The ‘circadian rhythm’ is the 24 hour internal clock that controls various biological processes, including sleep, wakefulness, and digestive and hormonal activity. The natural signal for the circadian pattern is the change from darkness to light.
Unfortunately, a newborn baby has no idea that people are supposed to sleep when it’s dark and his circadian rhythm is still developing. In the first weeks and months therefore, it is unreasonable to expect him to sleep through the night. After a few months however, babies start to synchronize sleeping and waking with daily cycles of darkness and light.
By the time he is six months, your baby will probably be synchronizing his main sleep times with the cycles of darkness and light. He will be sleeping for longer hours at night and probably wake up fewer times. He will also be much better at soothing himself when he wakes.
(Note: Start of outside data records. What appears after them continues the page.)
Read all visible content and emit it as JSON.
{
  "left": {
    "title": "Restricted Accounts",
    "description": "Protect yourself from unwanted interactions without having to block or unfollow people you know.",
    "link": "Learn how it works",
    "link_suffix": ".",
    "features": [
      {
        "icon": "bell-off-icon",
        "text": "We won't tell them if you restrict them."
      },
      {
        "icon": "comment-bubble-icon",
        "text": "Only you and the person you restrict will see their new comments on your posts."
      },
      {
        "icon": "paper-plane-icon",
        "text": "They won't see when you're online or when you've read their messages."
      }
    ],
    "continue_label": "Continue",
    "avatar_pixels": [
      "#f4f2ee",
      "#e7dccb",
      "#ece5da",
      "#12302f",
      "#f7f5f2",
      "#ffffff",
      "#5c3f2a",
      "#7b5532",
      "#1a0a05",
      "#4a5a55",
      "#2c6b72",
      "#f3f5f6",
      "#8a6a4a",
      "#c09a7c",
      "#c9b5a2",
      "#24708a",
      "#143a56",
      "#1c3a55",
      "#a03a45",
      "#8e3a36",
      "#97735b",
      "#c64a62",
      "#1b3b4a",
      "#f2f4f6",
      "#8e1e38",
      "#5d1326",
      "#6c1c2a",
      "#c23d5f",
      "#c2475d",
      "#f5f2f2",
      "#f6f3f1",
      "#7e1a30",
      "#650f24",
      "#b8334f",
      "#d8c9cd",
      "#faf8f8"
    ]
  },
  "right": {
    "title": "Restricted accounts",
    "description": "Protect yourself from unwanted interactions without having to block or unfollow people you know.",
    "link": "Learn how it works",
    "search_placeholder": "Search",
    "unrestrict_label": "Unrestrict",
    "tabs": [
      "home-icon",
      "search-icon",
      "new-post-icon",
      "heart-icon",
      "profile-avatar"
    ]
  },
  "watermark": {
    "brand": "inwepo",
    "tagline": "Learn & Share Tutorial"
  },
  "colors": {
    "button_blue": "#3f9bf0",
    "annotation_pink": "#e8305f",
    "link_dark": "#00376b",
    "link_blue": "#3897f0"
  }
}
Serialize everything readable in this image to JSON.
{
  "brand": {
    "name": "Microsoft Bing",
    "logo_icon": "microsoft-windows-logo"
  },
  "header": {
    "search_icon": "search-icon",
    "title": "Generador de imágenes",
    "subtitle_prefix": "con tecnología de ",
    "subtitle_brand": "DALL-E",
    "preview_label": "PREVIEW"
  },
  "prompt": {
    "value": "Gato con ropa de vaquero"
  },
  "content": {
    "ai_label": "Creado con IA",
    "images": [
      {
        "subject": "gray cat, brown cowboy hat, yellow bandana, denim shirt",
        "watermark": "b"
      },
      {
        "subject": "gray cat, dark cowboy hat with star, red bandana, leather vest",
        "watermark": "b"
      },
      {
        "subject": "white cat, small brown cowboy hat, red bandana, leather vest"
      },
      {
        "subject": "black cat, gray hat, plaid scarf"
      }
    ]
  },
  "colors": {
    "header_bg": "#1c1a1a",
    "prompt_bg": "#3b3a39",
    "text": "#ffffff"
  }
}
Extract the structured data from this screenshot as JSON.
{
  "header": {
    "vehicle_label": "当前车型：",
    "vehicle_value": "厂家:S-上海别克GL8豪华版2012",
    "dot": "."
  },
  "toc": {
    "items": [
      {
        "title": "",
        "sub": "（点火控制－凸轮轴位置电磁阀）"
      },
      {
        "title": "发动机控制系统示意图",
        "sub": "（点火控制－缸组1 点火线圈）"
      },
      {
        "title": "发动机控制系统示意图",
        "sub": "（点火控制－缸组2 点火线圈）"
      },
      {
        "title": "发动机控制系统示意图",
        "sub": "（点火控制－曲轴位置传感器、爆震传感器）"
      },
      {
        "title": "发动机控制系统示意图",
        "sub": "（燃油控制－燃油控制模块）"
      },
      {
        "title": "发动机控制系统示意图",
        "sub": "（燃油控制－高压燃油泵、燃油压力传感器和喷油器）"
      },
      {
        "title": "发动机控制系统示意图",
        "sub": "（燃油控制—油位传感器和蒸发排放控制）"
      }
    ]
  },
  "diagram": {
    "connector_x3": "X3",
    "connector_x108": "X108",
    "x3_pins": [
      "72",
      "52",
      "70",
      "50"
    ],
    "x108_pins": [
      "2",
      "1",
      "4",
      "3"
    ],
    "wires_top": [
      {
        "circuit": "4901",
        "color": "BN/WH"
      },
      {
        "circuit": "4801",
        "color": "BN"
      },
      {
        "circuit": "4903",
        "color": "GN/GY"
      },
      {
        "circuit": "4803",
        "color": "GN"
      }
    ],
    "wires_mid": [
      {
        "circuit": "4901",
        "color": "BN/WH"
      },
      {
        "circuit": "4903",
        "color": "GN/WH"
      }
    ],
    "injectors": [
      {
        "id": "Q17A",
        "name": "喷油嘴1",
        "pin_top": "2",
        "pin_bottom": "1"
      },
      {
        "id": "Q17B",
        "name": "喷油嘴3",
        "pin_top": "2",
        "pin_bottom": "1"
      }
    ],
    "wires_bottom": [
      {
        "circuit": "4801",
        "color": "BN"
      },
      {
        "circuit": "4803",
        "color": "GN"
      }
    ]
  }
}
At six months he will be much more likely to be able to go back to sleep on his own, without your help
Talaris Research Institute (2007) “Goodnight Baby” Available from: http://www.talaris.org/spotlight_goodnight.htm (10/10/2009)
Goodlin-Jones, B. L., Burnham, M. M., Gaylor, E. E., & Anders, T. F. (2001). “Night waking, sleep-wake organization, and self-soothing in the first year of life.” Developmental and Behavioral Pediatrics, 22(4), 226-233.
Anders, T. F., Goodlin-Jones, B. L., & Sadeh, A. (1999). Sleep disorders. In C. H. Zeanah (Ed.), Handbook of Infant Mental Health (pp. 326-338). New York: Guilford Press.
(Anders et al., 1999).
Louis, J., Cannard, C., Bastuji, H., & Challamel, M.-J. (1997). Sleep ontogenesis revisited: A longitudinal 24-hour home polygraphic study on 15 normal infants during the first two years of life. Sleep, 20(5), 323-333.